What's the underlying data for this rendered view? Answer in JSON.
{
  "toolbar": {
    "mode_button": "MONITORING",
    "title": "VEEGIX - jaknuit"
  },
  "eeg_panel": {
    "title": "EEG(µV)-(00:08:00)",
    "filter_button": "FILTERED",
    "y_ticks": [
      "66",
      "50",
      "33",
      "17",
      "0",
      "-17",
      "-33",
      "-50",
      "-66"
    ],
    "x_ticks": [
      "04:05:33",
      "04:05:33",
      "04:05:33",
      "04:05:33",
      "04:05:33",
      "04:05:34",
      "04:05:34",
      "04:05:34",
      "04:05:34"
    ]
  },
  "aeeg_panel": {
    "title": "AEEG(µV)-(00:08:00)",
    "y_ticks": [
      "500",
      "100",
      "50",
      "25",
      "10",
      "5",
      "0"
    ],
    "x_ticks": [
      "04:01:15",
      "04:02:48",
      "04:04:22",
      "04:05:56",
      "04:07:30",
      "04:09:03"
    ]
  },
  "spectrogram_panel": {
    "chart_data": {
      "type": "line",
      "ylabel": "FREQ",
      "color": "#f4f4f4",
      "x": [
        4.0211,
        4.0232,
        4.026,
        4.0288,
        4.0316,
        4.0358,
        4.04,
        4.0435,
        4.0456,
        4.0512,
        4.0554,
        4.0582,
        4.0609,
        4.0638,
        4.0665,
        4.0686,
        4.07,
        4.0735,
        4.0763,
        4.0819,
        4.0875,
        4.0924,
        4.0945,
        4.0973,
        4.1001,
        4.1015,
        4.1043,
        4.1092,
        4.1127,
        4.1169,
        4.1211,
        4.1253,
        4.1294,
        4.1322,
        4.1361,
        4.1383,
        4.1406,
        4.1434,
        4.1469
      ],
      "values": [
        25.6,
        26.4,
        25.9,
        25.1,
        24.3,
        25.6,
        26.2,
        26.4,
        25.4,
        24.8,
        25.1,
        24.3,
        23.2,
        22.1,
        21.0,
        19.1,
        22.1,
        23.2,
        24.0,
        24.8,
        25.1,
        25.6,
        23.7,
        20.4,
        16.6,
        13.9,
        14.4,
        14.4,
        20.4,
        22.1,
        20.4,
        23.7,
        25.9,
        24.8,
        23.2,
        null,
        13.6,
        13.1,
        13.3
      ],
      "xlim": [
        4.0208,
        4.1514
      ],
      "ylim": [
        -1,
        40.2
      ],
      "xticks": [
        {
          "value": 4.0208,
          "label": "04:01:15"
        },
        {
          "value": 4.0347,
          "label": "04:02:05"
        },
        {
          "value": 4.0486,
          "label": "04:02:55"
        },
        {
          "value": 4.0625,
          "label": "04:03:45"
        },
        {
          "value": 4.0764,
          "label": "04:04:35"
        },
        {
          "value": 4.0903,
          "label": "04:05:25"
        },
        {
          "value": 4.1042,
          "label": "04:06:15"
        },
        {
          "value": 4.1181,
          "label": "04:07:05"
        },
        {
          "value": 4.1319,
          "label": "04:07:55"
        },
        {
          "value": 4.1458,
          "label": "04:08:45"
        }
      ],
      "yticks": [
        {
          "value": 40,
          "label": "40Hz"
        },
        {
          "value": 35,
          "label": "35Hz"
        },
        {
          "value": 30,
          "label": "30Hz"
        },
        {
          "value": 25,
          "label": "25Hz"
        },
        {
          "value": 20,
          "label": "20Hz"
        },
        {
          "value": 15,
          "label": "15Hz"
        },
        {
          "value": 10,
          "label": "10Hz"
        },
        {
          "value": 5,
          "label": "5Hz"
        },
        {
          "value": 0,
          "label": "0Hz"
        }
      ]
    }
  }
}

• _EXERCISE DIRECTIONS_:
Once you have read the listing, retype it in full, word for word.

• _REPLY TO THE EXERCISE_:
What's the underlying data for this rendered view? Answer in JSON.
{
  "toolbar": {
    "mode_button": "MONITORING",
    "title": "VEEGIX - jaknuit"
  },
  "eeg_panel": {
    "title": "EEG(µV)-(00:08:00)",
    "filter_button": "FILTERED",
    "y_ticks": [
      "66",
      "50",
      "33",
      "17",
      "0",
      "-17",
      "-33",
      "-50",
      "-66"
    ],
    "x_ticks": [
      "04:05:33",
      "04:05:33",
      "04:05:33",
      "04:05:33",
      "04:05:33",
      "04:05:34",
      "04:05:34",
      "04:05:34",
      "04:05:34"
    ]
  },
  "aeeg_panel": {
    "title": "AEEG(µV)-(00:08:00)",
    "y_ticks": [
      "500",
      "100",
      "50",
      "25",
      "10",
      "5",
      "0"
    ],
    "x_ticks": [
      "04:01:15",
      "04:02:48",
      "04:04:22",
      "04:05:56",
      "04:07:30",
      "04:09:03"
    ]
  },
  "spectrogram_panel": {
    "chart_data": {
      "type": "line",
      "ylabel": "FREQ",
      "color": "#f4f4f4",
      "x": [
        4.0211,
        4.0232,
        4.026,
        4.0288,
        4.0316,
        4.0358,
        4.04,
        4.0435,
        4.0456,
        4.0512,
        4.0554,
        4.0582,
        4.0609,
        4.0638,
        4.0665,
        4.0686,
        4.07,
        4.0735,
        4.0763,
        4.0819,
        4.0875,
        4.0924,
        4.0945,
        4.0973,
        4.1001,
        4.1015,
        4.1043,
        4.1092,
        4.1127,
        4.1169,
        4.1211,
        4.1253,
        4.1294,
        4.1322,
        4.1361,
        4.1383,
        4.1406,
        4.1434,
        4.1469
      ],
      "values": [
        25.6,
        26.4,
        25.9,
        25.1,
        24.3,
        25.6,
        26.2,
        26.4,
        25.4,
        24.8,
        25.1,
        24.3,
        23.2,
        22.1,
        21.0,
        19.1,
        22.1,
        23.2,
        24.0,
        24.8,
        25.1,
        25.6,
        23.7,
        20.4,
        16.6,
        13.9,
        14.4,
        14.4,
        20.4,
        22.1,
        20.4,
        23.7,
        25.9,
        24.8,
        23.2,
        null,
        13.6,
        13.1,
        13.3
      ],
      "xlim": [
        4.0208,
        4.1514
      ],
      "ylim": [
        -1,
        40.2
      ],
      "xticks": [
        {
          "value": 4.0208,
          "label": "04:01:15"
        },
        {
          "value": 4.0347,
          "label": "04:02:05"
        },
        {
          "value": 4.0486,
          "label": "04:02:55"
        },
        {
          "value": 4.0625,
          "label": "04:03:45"
        },
        {
          "value": 4.0764,
          "label": "04:04:35"
        },
        {
          "value": 4.0903,
          "label": "04:05:25"
        },
        {
          "value": 4.1042,
          "label": "04:06:15"
        },
        {
          "value": 4.1181,
          "label": "04:07:05"
        },
        {
          "value": 4.1319,
          "label": "04:07:55"
        },
        {
          "value": 4.1458,
          "label": "04:08:45"
        }
      ],
      "yticks": [
        {
          "value": 40,
          "label": "40Hz"
        },
        {
          "value": 35,
          "label": "35Hz"
        },
        {
          "value": 30,
          "label": "30Hz"
        },
        {
          "value": 25,
          "label": "25Hz"
        },
        {
          "value": 20,
          "label": "20Hz"
        },
        {
          "value": 15,
          "label": "15Hz"
        },
        {
          "value": 10,
          "label": "10Hz"
        },
        {
          "value": 5,
          "label": "5Hz"
        },
        {
          "value": 0,
          "label": "0Hz"
        }
      ]
    }
  }
}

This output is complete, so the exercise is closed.